A Woman Was Jailed for 'Endangering' Her Fetus — She Wasn't Even Pregnant

Stacey Freeman was incarcerated for using drugs during pregnancy. But she wasn't pregnant.

Freeman, who lives in Gallant, Alabama, was being investigated by the Etowah County Department of Human Resources (DHR) for alleged drug use in January. During the investigation, one of her daughters told a DHR worker her mother was pregnant, according to a lawsuit Freeman filed against the Etowah County Sheriff's Office on November 7.

A caseworker confronted Freeman, who denied that she was pregnant and offered to take a pregnancy test at the courthouse. She did not get one.

Instead, the mother was arrested for chemical endangerment of a child and booked into the Etowah County Detention Center. She was left to sleep on the jail floor for 36 hours. Meanwhile, she was undergoing her menstrual cycle and asked for pads, which never came. She was told that her bond would be $10,000.
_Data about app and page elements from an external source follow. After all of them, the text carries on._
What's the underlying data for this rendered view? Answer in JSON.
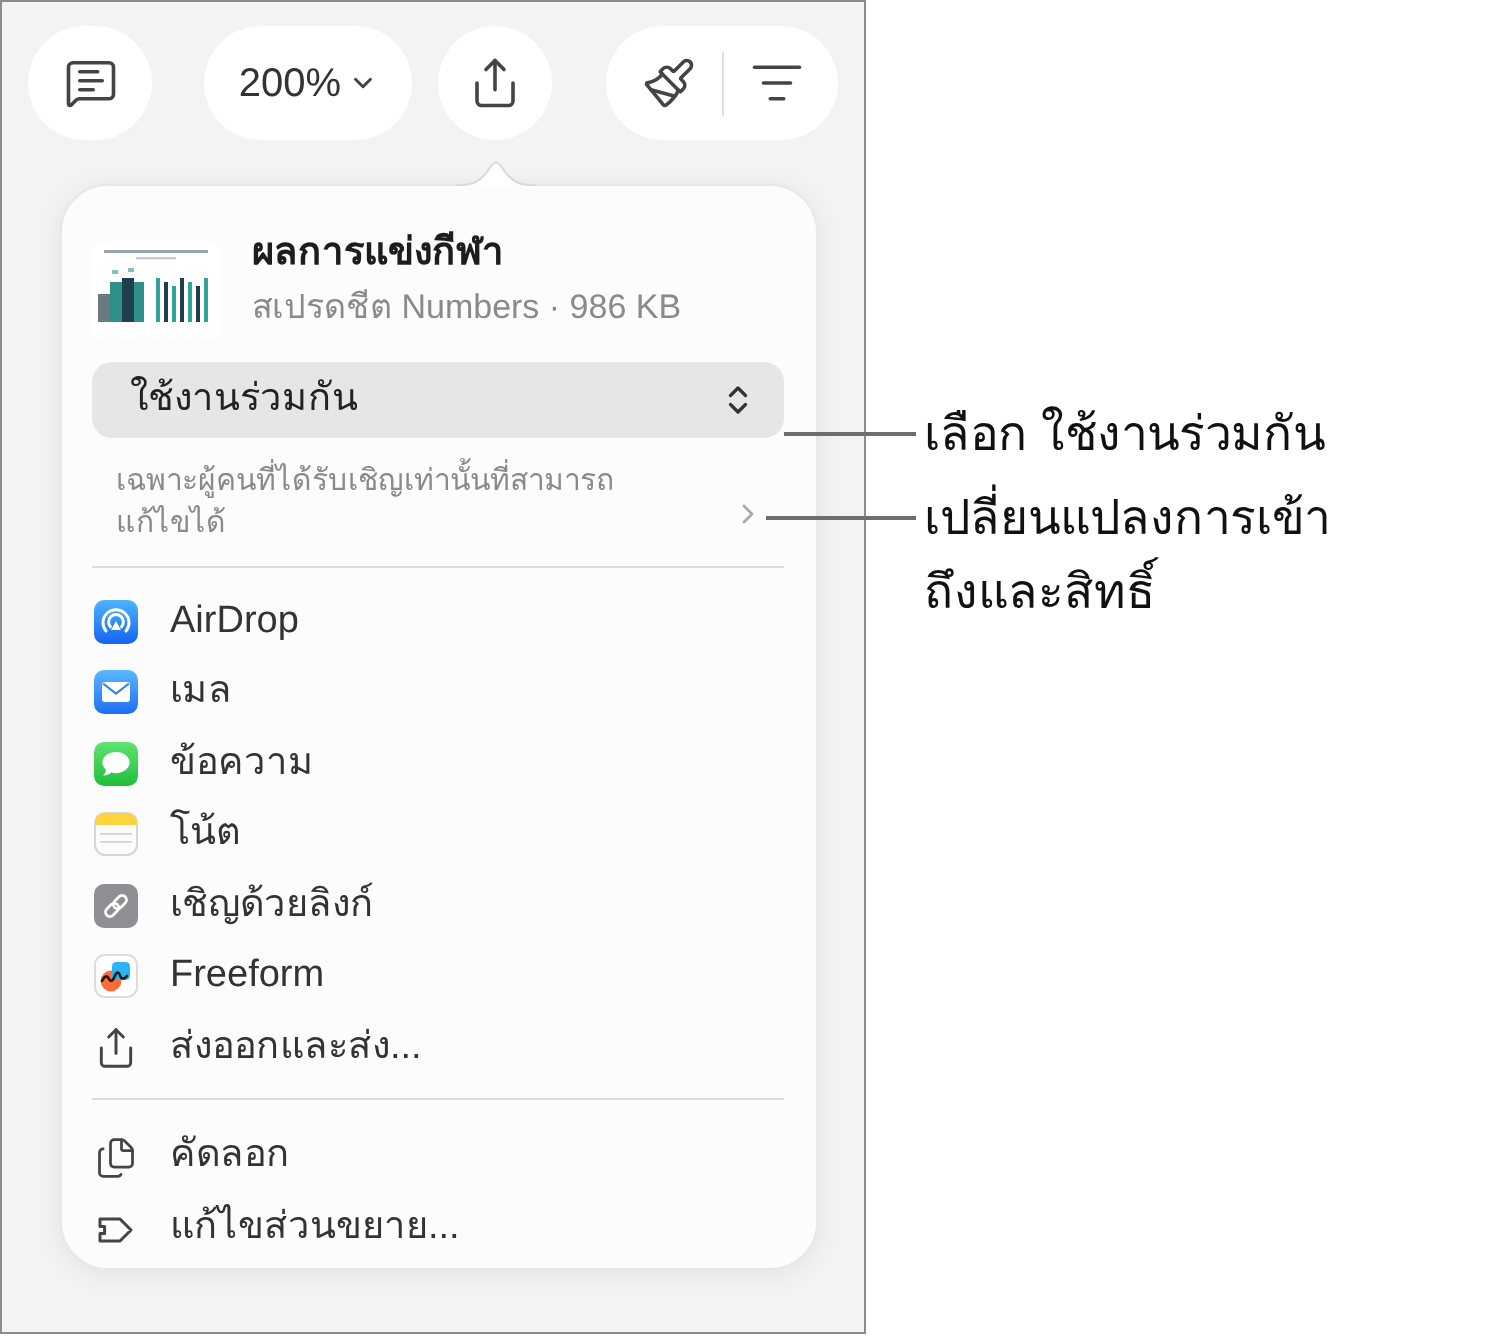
{
  "toolbar": {
    "zoom": "200%"
  },
  "share_sheet": {
    "file": {
      "title": "ผลการแข่งกีฬา",
      "subtitle": "สเปรดชีต Numbers · 986 KB"
    },
    "collaboration": {
      "value": "ใช้งานร่วมกัน"
    },
    "permissions": {
      "lines": [
        "เฉพาะผู้คนที่ได้รับเชิญเท่านั้นที่สามารถ",
        "แก้ไขได้"
      ]
    },
    "share_options": [
      {
        "label": "AirDrop",
        "kind": "app"
      },
      {
        "label": "เมล",
        "kind": "app"
      },
      {
        "label": "ข้อความ",
        "kind": "app"
      },
      {
        "label": "โน้ต",
        "kind": "app"
      },
      {
        "label": "เชิญด้วยลิงก์",
        "kind": "app"
      },
      {
        "label": "Freeform",
        "kind": "app"
      },
      {
        "label": "ส่งออกและส่ง...",
        "kind": "action"
      }
    ],
    "actions": [
      {
        "label": "คัดลอก"
      },
      {
        "label": "แก้ไขส่วนขยาย..."
      }
    ]
  },
  "callouts": [
    {
      "lines": [
        "เลือก ใช้งานร่วมกัน"
      ]
    },
    {
      "lines": [
        "เปลี่ยนแปลงการเข้า",
        "ถึงและสิทธิ์"
      ]
    }
  ]
}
Julia Tutwiler Correctional Facility in Alabama
Here, the Julia Tutwiler Correctional Facility on August 20, 2018, in Wetumpka, Alabama. Stacey Freeman of Gallant, Alabama, was incarcerated for using drugs during pregnancy—but she wasn’t pregnant. Lynsey Addario / Contributor/Getty Images North America

"It's just not even thinkable you could go off somebody's word to make an arrest of somebody being pregnant," Freeman's attorney Martin Weinberg told Newsweek. "You know, you're criminalizing pregnancy, then you find out they're not even pregnant."

The chemical endangerment of a child charge is based on the principle of "fetal personhood," a provision enshrined in the Alabama constitution. Since 2010, Etowah County has prosecuted more than 150 chemical endangerment cases involving pregnant and postpartum women, according to Weinberg.

Each of these women was held on a $10,000 cash bond and could not leave until they entered a drug rehabilitation program—bail conditions that are unconstitutional, said Freeman's lawsuit.

Over the last 23 years, prosecutors in Alabama have embraced some form of "fetal personhood" to bring criminal charges over a miscarriage or stillbirth in at least 20 felony cases, according to an analysis of court records and medical examiner data by The Marshall Project. Many of these prosecutions ended in lengthy prison sentences for women who were mostly poor and struggling with addiction.

Freeman was finally given a pregnancy test in her jail cell, which determined that she was not pregnant. She was questioned by Etowah County Sheriff Investigator Brandi Fuller for 20 minutes and allowed to leave—but not before the investigator "threatened, warned, and admonished Freeman" that she would be charged if Fuller discovered she was pregnant in the next several months, according to the lawsuit.

Weinberg said that Freeman has struggled with humiliation in her small, close-knit community since she was released.

"It's traumatizing, it's not something that somebody gets over," he said. "It's not a good thing for people to think you're on drugs and pregnant...she would not do that. That's her position, that 'I would not put somebody that I'm carrying to life in that position.'"

Newsweek reached out to the Etowah County Sheriff's Office for comment.